(WORK ITEM): Please filter the listing for the string "language" and copy each matching line.

(GIVEN INFORMATION):
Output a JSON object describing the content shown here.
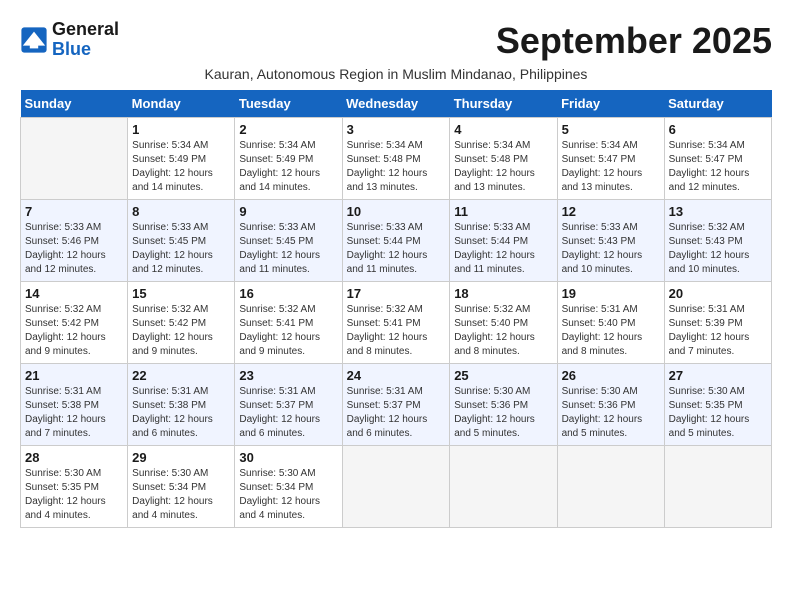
{
  "logo": {
    "line1": "General",
    "line2": "Blue"
  },
  "title": "September 2025",
  "subtitle": "Kauran, Autonomous Region in Muslim Mindanao, Philippines",
  "days_of_week": [
    "Sunday",
    "Monday",
    "Tuesday",
    "Wednesday",
    "Thursday",
    "Friday",
    "Saturday"
  ],
  "weeks": [
    [
      {
        "num": "",
        "detail": ""
      },
      {
        "num": "1",
        "detail": "Sunrise: 5:34 AM\nSunset: 5:49 PM\nDaylight: 12 hours\nand 14 minutes."
      },
      {
        "num": "2",
        "detail": "Sunrise: 5:34 AM\nSunset: 5:49 PM\nDaylight: 12 hours\nand 14 minutes."
      },
      {
        "num": "3",
        "detail": "Sunrise: 5:34 AM\nSunset: 5:48 PM\nDaylight: 12 hours\nand 13 minutes."
      },
      {
        "num": "4",
        "detail": "Sunrise: 5:34 AM\nSunset: 5:48 PM\nDaylight: 12 hours\nand 13 minutes."
      },
      {
        "num": "5",
        "detail": "Sunrise: 5:34 AM\nSunset: 5:47 PM\nDaylight: 12 hours\nand 13 minutes."
      },
      {
        "num": "6",
        "detail": "Sunrise: 5:34 AM\nSunset: 5:47 PM\nDaylight: 12 hours\nand 12 minutes."
      }
    ],
    [
      {
        "num": "7",
        "detail": "Sunrise: 5:33 AM\nSunset: 5:46 PM\nDaylight: 12 hours\nand 12 minutes."
      },
      {
        "num": "8",
        "detail": "Sunrise: 5:33 AM\nSunset: 5:45 PM\nDaylight: 12 hours\nand 12 minutes."
      },
      {
        "num": "9",
        "detail": "Sunrise: 5:33 AM\nSunset: 5:45 PM\nDaylight: 12 hours\nand 11 minutes."
      },
      {
        "num": "10",
        "detail": "Sunrise: 5:33 AM\nSunset: 5:44 PM\nDaylight: 12 hours\nand 11 minutes."
      },
      {
        "num": "11",
        "detail": "Sunrise: 5:33 AM\nSunset: 5:44 PM\nDaylight: 12 hours\nand 11 minutes."
      },
      {
        "num": "12",
        "detail": "Sunrise: 5:33 AM\nSunset: 5:43 PM\nDaylight: 12 hours\nand 10 minutes."
      },
      {
        "num": "13",
        "detail": "Sunrise: 5:32 AM\nSunset: 5:43 PM\nDaylight: 12 hours\nand 10 minutes."
      }
    ],
    [
      {
        "num": "14",
        "detail": "Sunrise: 5:32 AM\nSunset: 5:42 PM\nDaylight: 12 hours\nand 9 minutes."
      },
      {
        "num": "15",
        "detail": "Sunrise: 5:32 AM\nSunset: 5:42 PM\nDaylight: 12 hours\nand 9 minutes."
      },
      {
        "num": "16",
        "detail": "Sunrise: 5:32 AM\nSunset: 5:41 PM\nDaylight: 12 hours\nand 9 minutes."
      },
      {
        "num": "17",
        "detail": "Sunrise: 5:32 AM\nSunset: 5:41 PM\nDaylight: 12 hours\nand 8 minutes."
      },
      {
        "num": "18",
        "detail": "Sunrise: 5:32 AM\nSunset: 5:40 PM\nDaylight: 12 hours\nand 8 minutes."
      },
      {
        "num": "19",
        "detail": "Sunrise: 5:31 AM\nSunset: 5:40 PM\nDaylight: 12 hours\nand 8 minutes."
      },
      {
        "num": "20",
        "detail": "Sunrise: 5:31 AM\nSunset: 5:39 PM\nDaylight: 12 hours\nand 7 minutes."
      }
    ],
    [
      {
        "num": "21",
        "detail": "Sunrise: 5:31 AM\nSunset: 5:38 PM\nDaylight: 12 hours\nand 7 minutes."
      },
      {
        "num": "22",
        "detail": "Sunrise: 5:31 AM\nSunset: 5:38 PM\nDaylight: 12 hours\nand 6 minutes."
      },
      {
        "num": "23",
        "detail": "Sunrise: 5:31 AM\nSunset: 5:37 PM\nDaylight: 12 hours\nand 6 minutes."
      },
      {
        "num": "24",
        "detail": "Sunrise: 5:31 AM\nSunset: 5:37 PM\nDaylight: 12 hours\nand 6 minutes."
      },
      {
        "num": "25",
        "detail": "Sunrise: 5:30 AM\nSunset: 5:36 PM\nDaylight: 12 hours\nand 5 minutes."
      },
      {
        "num": "26",
        "detail": "Sunrise: 5:30 AM\nSunset: 5:36 PM\nDaylight: 12 hours\nand 5 minutes."
      },
      {
        "num": "27",
        "detail": "Sunrise: 5:30 AM\nSunset: 5:35 PM\nDaylight: 12 hours\nand 5 minutes."
      }
    ],
    [
      {
        "num": "28",
        "detail": "Sunrise: 5:30 AM\nSunset: 5:35 PM\nDaylight: 12 hours\nand 4 minutes."
      },
      {
        "num": "29",
        "detail": "Sunrise: 5:30 AM\nSunset: 5:34 PM\nDaylight: 12 hours\nand 4 minutes."
      },
      {
        "num": "30",
        "detail": "Sunrise: 5:30 AM\nSunset: 5:34 PM\nDaylight: 12 hours\nand 4 minutes."
      },
      {
        "num": "",
        "detail": ""
      },
      {
        "num": "",
        "detail": ""
      },
      {
        "num": "",
        "detail": ""
      },
      {
        "num": "",
        "detail": ""
      }
    ]
  ]
}
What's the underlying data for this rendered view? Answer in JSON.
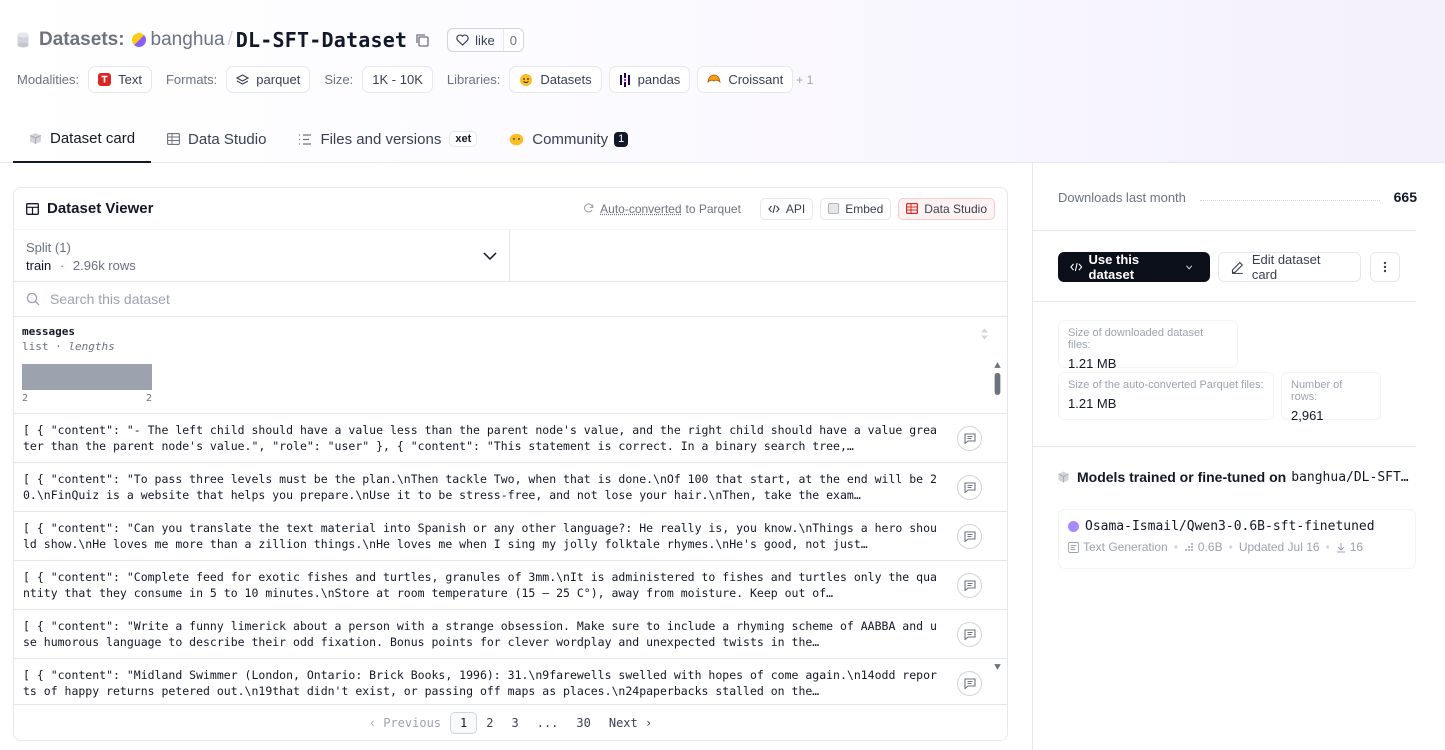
{
  "header": {
    "section": "Datasets:",
    "owner": "banghua",
    "slash": "/",
    "name": "DL-SFT-Dataset",
    "like_label": "like",
    "like_count": "0"
  },
  "meta": {
    "modalities_label": "Modalities:",
    "modality": "Text",
    "formats_label": "Formats:",
    "format": "parquet",
    "size_label": "Size:",
    "size": "1K - 10K",
    "libraries_label": "Libraries:",
    "libraries": [
      "Datasets",
      "pandas",
      "Croissant"
    ],
    "more_libraries": "+ 1"
  },
  "tabs": {
    "dataset_card": "Dataset card",
    "data_studio": "Data Studio",
    "files": "Files and versions",
    "xet": "xet",
    "community": "Community",
    "community_count": "1"
  },
  "viewer": {
    "title": "Dataset Viewer",
    "autoconverted": "Auto-converted",
    "autoconverted_suffix": "to Parquet",
    "api": "API",
    "embed": "Embed",
    "data_studio": "Data Studio",
    "split_label": "Split (1)",
    "split_name": "train",
    "split_sep": "·",
    "split_rows": "2.96k rows",
    "search_placeholder": "Search this dataset",
    "column": {
      "name": "messages",
      "type": "list",
      "type_sep": "·",
      "type_detail": "lengths",
      "hist_min": "2",
      "hist_max": "2"
    },
    "rows": [
      "[ { \"content\": \"- The left child should have a value less than the parent node's value, and the right child should have a value greater than the parent node's value.\", \"role\": \"user\" }, { \"content\": \"This statement is correct. In a binary search tree,…",
      "[ { \"content\": \"To pass three levels must be the plan.\\nThen tackle Two, when that is done.\\nOf 100 that start, at the end will be 20.\\nFinQuiz is a website that helps you prepare.\\nUse it to be stress-free, and not lose your hair.\\nThen, take the exam…",
      "[ { \"content\": \"Can you translate the text material into Spanish or any other language?: He really is, you know.\\nThings a hero should show.\\nHe loves me more than a zillion things.\\nHe loves me when I sing my jolly folktale rhymes.\\nHe's good, not just…",
      "[ { \"content\": \"Complete feed for exotic fishes and turtles, granules of 3mm.\\nIt is administered to fishes and turtles only the quantity that they consume in 5 to 10 minutes.\\nStore at room temperature (15 – 25 C°), away from moisture. Keep out of…",
      "[ { \"content\": \"Write a funny limerick about a person with a strange obsession. Make sure to include a rhyming scheme of AABBA and use humorous language to describe their odd fixation. Bonus points for clever wordplay and unexpected twists in the…",
      "[ { \"content\": \"Midland Swimmer (London, Ontario: Brick Books, 1996): 31.\\n9farewells swelled with hopes of come again.\\n14odd reports of happy returns petered out.\\n19that didn't exist, or passing off maps as places.\\n24paperbacks stalled on the…"
    ],
    "pagination": {
      "previous": "Previous",
      "pages": [
        "1",
        "2",
        "3",
        "...",
        "30"
      ],
      "next": "Next"
    }
  },
  "sidebar": {
    "downloads_label": "Downloads last month",
    "downloads_value": "665",
    "use_dataset": "Use this dataset",
    "edit_card": "Edit dataset card",
    "stats": {
      "dl_size_label": "Size of downloaded dataset files:",
      "dl_size_value": "1.21 MB",
      "parquet_size_label": "Size of the auto-converted Parquet files:",
      "parquet_size_value": "1.21 MB",
      "rows_label": "Number of rows:",
      "rows_value": "2,961"
    },
    "models_title": "Models trained or fine-tuned on",
    "models_dataset": "banghua/DL-SFT…",
    "model": {
      "name": "Osama-Ismail/Qwen3-0.6B-sft-finetuned",
      "task": "Text Generation",
      "size": "0.6B",
      "updated": "Updated Jul 16",
      "downloads": "16",
      "sep": "•"
    }
  }
}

(TASK SOLUTION):
      "[ { \"content\": \"Can you translate the text material into Spanish or any other language?: He really is, you know.\\nThings a hero should show.\\nHe loves me more than a zillion things.\\nHe loves me when I sing my jolly folktale rhymes.\\nHe's good, not just…",
      "[ { \"content\": \"Write a funny limerick about a person with a strange obsession. Make sure to include a rhyming scheme of AABBA and use humorous language to describe their odd fixation. Bonus points for clever wordplay and unexpected twists in the…",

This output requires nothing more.